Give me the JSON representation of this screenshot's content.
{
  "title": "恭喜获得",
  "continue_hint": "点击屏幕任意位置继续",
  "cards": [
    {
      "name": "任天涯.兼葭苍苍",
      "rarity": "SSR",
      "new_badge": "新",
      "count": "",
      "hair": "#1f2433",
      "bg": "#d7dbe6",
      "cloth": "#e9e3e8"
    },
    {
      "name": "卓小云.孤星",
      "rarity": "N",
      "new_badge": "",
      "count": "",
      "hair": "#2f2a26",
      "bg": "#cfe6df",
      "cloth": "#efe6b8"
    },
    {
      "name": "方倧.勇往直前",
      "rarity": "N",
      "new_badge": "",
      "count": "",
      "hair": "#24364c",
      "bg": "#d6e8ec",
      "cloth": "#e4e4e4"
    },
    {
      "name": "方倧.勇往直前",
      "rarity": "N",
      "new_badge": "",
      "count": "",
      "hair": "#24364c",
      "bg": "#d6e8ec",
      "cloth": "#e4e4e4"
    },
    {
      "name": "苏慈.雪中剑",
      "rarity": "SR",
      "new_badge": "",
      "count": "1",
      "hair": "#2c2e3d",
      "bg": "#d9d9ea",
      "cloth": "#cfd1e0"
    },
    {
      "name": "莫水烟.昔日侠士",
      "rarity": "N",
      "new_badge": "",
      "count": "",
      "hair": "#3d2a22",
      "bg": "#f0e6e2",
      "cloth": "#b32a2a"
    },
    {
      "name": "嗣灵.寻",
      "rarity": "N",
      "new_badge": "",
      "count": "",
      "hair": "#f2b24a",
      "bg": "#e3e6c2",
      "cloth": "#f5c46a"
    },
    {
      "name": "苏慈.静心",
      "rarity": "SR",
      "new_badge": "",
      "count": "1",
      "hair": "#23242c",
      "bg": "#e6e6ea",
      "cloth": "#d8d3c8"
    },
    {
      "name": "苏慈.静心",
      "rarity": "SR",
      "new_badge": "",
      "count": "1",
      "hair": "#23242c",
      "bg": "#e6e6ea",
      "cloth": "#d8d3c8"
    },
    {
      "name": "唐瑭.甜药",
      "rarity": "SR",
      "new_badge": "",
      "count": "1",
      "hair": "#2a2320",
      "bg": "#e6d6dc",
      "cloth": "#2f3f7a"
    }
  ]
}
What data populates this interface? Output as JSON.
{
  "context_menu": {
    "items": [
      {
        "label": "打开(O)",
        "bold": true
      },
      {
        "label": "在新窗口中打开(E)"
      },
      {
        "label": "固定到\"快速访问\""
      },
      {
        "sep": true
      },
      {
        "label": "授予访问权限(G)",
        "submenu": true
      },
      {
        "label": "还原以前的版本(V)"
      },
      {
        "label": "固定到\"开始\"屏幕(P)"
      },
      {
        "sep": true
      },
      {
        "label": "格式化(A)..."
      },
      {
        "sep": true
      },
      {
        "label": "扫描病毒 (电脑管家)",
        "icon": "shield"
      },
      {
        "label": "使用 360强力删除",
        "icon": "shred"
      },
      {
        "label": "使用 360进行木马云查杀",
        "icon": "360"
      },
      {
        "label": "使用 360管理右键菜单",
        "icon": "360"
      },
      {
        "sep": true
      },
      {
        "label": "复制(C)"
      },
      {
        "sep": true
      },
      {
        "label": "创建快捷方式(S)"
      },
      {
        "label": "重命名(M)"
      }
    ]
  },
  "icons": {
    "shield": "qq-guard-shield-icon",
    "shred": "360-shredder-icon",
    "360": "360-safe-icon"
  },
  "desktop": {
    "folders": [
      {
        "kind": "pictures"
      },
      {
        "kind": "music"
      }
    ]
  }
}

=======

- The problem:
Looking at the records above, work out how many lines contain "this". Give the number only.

- Answer to the problem:
2